In the last few weeks I have paid several visits to Western Kenya, and in different ways they all revolved around the topic of leadership. I spent time with members of the County Delivery Units in the lake region; with a group of DTB bankers based in western Kenya; with staff of the Kisumu branches of Davis & Shirtliff and of Occidental Insurance; and with the faculty of KCA University’s Kisumu campus, and in each case I was helping them handle the non-technical challenges they face in their work.

Whether they were technocrats or bankers, whether they were offering pumps or insurance policies, or as academics, they were all leaders, responsible for influencing how those around them performed. The county officials drove service delivery on behalf of their governors; the bankers and the others in their branches had to see their office colleagues work smoothly together and serve their customers well; and the faculty members’ lives were dedicated to developing their students to do well in the workplace.

At the core of each engagement, in one as a consultant for the World Bank, with one as a faculty member of the Aga Khan University Graduate School of Media and Communications, and with others as a director of the respective organisations, I had the participants explore ways of aligning the energy of those around them to pursue common goals so that desired outcomes were achieved. That, after all, is what leadership is about.

In each case we spent time examining how to communicate in ways that influence their colleagues and customers positively, including by developing their emotional intelligence and their negotiating skills. They learned how to overcome undue resistance to change; build consensus to apply common approaches; and reduce the wasting of time and energy that comes from indulging in profitless conflict.

The word that captures the essence of the style I apply is “coaching”. And the “coaching mindset” that underpins it involves developing trust and hence strong relationships, through for instance asking more than telling, and encouraging rather than criticising.

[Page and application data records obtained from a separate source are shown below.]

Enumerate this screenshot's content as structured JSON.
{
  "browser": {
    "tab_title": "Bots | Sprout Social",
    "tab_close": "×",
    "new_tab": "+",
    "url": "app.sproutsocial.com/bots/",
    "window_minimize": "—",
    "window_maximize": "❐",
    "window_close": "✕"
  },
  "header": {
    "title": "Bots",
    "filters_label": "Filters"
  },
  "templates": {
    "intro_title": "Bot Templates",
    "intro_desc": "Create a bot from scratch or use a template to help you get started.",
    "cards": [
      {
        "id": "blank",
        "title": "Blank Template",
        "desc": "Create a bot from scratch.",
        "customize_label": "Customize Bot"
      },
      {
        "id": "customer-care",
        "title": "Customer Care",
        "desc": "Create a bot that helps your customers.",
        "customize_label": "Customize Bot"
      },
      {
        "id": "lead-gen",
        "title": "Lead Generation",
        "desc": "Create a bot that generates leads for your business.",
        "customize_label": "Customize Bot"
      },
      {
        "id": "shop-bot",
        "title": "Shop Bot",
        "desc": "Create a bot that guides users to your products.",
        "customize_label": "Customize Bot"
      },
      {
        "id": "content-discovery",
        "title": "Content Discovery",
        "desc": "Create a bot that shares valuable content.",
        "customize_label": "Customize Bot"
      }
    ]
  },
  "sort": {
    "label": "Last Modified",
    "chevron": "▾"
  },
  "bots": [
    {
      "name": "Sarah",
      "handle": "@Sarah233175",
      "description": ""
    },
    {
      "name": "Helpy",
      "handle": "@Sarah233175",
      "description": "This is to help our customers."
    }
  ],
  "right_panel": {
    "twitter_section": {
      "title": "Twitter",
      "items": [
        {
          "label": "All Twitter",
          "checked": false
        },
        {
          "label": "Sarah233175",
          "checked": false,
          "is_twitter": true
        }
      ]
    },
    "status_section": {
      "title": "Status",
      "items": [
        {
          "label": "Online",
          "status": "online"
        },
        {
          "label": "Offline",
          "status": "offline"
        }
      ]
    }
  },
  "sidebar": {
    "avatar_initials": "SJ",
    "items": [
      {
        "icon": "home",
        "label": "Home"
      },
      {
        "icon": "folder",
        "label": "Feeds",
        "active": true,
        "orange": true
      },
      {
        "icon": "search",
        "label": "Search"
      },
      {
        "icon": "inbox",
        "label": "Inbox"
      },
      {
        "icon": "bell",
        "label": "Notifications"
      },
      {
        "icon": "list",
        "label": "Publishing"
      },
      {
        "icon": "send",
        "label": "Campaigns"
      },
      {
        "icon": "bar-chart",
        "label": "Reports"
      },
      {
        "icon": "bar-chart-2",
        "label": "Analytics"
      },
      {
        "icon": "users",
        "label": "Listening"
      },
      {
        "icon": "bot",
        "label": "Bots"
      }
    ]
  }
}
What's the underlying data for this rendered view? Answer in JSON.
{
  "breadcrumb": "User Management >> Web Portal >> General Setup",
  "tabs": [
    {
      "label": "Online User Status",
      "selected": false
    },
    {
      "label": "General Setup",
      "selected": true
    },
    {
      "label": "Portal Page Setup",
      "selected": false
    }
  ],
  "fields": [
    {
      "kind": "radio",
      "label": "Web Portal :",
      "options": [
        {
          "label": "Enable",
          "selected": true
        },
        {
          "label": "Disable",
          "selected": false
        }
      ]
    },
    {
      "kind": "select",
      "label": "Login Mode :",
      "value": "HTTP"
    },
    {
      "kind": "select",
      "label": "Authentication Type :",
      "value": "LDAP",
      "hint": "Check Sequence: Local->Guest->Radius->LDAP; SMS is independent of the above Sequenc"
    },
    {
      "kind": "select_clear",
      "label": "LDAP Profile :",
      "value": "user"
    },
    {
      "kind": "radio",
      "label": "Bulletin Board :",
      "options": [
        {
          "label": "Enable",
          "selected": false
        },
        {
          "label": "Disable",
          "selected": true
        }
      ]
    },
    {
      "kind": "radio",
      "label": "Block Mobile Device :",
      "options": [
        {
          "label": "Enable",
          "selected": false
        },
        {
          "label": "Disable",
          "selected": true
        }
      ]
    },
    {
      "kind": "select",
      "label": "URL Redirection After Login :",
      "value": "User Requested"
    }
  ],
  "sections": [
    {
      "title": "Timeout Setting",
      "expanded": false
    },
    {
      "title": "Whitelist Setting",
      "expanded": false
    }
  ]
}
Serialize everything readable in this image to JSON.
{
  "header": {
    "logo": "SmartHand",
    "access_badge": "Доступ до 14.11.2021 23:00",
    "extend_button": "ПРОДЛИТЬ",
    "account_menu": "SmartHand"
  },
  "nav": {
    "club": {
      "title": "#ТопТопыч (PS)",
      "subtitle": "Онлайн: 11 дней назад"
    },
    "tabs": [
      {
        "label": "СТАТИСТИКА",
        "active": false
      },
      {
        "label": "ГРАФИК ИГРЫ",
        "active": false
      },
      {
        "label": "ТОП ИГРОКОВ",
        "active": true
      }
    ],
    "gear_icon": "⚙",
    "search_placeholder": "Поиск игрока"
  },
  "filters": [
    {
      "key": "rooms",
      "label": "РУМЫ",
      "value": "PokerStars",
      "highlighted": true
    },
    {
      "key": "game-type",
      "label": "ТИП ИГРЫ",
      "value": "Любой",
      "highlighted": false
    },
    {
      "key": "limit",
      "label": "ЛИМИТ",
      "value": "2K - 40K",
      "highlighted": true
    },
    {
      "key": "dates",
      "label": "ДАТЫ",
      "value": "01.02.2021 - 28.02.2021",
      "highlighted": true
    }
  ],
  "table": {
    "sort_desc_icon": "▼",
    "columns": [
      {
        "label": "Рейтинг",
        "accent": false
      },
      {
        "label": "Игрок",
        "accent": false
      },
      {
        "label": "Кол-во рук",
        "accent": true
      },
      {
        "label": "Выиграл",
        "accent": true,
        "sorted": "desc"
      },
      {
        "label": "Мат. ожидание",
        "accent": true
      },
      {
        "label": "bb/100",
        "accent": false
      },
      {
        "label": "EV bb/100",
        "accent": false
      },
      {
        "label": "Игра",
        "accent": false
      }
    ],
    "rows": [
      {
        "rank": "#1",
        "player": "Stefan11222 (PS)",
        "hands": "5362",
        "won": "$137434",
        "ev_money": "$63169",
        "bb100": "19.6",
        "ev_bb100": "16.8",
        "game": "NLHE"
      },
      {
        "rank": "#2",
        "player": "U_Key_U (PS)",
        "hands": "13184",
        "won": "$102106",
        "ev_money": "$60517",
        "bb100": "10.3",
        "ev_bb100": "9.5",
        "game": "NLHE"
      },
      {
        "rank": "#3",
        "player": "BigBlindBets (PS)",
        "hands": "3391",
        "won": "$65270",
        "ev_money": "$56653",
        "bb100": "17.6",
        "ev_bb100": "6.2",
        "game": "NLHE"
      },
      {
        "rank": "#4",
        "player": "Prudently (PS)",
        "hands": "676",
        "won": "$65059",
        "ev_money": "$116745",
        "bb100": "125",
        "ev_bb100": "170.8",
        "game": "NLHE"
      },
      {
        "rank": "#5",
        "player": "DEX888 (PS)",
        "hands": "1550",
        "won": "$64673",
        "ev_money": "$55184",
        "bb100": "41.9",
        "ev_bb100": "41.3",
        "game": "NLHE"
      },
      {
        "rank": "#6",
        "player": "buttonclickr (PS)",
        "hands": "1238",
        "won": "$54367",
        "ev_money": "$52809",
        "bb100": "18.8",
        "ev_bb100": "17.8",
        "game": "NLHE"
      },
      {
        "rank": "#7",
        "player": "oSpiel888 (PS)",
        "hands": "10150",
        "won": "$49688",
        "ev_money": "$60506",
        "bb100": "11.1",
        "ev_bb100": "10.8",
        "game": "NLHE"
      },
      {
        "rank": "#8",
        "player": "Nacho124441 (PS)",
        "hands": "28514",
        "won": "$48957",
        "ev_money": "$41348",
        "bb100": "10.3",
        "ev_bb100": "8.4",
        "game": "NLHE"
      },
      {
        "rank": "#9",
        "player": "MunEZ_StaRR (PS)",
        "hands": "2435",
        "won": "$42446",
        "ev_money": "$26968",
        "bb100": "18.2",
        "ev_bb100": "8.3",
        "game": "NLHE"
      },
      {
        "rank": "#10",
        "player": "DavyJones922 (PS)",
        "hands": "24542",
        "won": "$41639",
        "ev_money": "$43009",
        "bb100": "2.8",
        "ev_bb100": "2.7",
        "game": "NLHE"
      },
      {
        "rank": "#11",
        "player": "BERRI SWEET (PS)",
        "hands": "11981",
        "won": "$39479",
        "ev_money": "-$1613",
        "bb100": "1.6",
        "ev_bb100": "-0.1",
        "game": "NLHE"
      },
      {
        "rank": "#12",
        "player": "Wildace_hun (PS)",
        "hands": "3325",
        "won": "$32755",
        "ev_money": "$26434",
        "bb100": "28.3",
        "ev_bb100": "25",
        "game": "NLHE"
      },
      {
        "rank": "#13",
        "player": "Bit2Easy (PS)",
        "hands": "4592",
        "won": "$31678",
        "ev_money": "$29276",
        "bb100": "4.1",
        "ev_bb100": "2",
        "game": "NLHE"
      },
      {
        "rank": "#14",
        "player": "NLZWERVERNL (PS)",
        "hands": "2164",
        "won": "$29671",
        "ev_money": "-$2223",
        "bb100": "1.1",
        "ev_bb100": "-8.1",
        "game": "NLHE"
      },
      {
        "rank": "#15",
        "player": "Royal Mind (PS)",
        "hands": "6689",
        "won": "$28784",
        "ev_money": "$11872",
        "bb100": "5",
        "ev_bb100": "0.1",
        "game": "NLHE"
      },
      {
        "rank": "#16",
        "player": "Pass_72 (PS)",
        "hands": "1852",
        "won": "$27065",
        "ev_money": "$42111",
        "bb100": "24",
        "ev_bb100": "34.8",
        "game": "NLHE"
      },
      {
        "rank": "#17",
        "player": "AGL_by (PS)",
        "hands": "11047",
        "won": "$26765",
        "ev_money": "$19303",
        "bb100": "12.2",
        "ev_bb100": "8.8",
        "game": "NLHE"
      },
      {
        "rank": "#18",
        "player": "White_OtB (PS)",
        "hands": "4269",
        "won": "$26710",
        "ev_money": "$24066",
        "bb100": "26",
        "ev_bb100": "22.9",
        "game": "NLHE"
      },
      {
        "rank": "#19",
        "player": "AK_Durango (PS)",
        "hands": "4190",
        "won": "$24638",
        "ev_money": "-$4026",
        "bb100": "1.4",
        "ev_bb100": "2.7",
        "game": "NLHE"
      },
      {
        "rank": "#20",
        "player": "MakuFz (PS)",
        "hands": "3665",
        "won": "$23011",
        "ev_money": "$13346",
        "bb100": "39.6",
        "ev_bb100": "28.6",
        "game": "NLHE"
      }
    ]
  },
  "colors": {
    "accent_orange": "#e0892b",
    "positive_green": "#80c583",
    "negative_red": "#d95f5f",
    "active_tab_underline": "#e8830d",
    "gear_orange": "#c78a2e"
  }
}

The mission those with whom I interacted were challenged to adopt was to become champions of such a “coaching culture”. So that not only do they apply the coaching mindset in the way they operate but to nurture it in others too. For it is through the spread of the coaching style of leadership that an organisation can be uplifted.

We have had enough of the Big Man, know-it-all approach to leading. It may deliver results in the short run, and it may well be necessary in times of crisis. But generally speaking it is more likely to inhibit through the fear on which it relies, suppressing creativity and innovation, and making it much harder to orchestrate succession.

By contrast, a coaching culture promotes candid and respectful conversations among staff that foster reflection, self-awareness and empowerment.

It integrates coaching approaches into the everyday mindsets and interactions across functions and between all levels. Where a coaching culture is present, feedback is valued as a form of ongoing development, conversations are engaging, solutions are collaborative, and mistakes are viewed as opportunities to learn.

The whole concept of coaching is still in its infancy in Kenya, and not least in the public sector. Indeed I have yet to come across any government entity where a budget exists for funding coaching programmes. And what a shame that is, as so many leaders – in government at least as much as elsewhere – could benefit greatly from working with a coach to transform their effectiveness.

So I issue this plea to all our leaders and to those responsible for leadership development: please consider introducing coaching as a normal part of learning and growth. Think deeply about developing a coaching mindset as a central characteristic of leadership, and this within a broader coaching culture.

Before concluding this column I wish to pay tribute to Nick Muriuki, whom I first got to know fifty years ago when he worked with my father in London with Shell, and who passed away a few days ago. He was a true role model for great leadership, filled with humility and humour and always willing to share his great wisdom.